**EXERCISE DETAILS**: If a line of the records holds the word "Seite", copy it out.

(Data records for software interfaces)

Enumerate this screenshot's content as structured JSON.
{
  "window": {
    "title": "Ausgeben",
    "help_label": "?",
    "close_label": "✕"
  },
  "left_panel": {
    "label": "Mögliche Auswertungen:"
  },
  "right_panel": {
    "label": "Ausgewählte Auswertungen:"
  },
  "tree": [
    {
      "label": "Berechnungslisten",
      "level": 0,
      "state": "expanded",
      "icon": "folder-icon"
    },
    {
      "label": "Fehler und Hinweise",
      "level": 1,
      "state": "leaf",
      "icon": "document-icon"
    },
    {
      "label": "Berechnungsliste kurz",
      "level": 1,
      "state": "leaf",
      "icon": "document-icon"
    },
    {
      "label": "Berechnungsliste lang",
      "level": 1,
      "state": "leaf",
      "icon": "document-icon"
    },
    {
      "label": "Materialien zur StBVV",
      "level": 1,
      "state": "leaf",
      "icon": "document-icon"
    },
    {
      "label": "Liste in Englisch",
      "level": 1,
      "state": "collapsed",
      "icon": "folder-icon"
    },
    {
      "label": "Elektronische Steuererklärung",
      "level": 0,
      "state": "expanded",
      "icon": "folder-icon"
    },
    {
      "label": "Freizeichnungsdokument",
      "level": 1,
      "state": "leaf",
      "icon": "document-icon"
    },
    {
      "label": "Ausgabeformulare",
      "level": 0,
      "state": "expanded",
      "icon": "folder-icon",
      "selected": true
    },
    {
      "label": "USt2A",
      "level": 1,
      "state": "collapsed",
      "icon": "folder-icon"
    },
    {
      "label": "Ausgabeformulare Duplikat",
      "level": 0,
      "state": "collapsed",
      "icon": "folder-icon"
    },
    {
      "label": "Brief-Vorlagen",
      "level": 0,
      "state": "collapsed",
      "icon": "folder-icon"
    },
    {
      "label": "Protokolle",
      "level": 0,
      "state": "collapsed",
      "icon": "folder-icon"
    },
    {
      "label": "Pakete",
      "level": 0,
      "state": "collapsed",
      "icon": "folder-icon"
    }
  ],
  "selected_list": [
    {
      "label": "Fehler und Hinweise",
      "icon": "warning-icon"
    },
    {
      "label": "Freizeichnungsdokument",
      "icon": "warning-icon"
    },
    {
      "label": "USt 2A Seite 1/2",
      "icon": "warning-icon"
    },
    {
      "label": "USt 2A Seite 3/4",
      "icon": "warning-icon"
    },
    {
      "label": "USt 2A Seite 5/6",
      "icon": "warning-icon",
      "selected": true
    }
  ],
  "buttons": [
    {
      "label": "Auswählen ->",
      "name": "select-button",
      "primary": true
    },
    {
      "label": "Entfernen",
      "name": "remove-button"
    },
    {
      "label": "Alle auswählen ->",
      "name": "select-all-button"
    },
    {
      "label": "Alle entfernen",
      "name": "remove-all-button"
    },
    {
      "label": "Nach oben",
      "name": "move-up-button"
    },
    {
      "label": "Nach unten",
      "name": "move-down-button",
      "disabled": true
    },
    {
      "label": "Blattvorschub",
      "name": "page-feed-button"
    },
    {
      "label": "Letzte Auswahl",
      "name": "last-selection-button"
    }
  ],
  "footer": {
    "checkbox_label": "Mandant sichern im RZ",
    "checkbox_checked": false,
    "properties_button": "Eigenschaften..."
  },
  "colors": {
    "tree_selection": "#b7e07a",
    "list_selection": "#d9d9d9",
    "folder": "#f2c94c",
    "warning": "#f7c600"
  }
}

**YOUR SOLUTION**:
      "label": "USt 2A Seite 1/2",
      "label": "USt 2A Seite 3/4",
      "label": "USt 2A Seite 5/6",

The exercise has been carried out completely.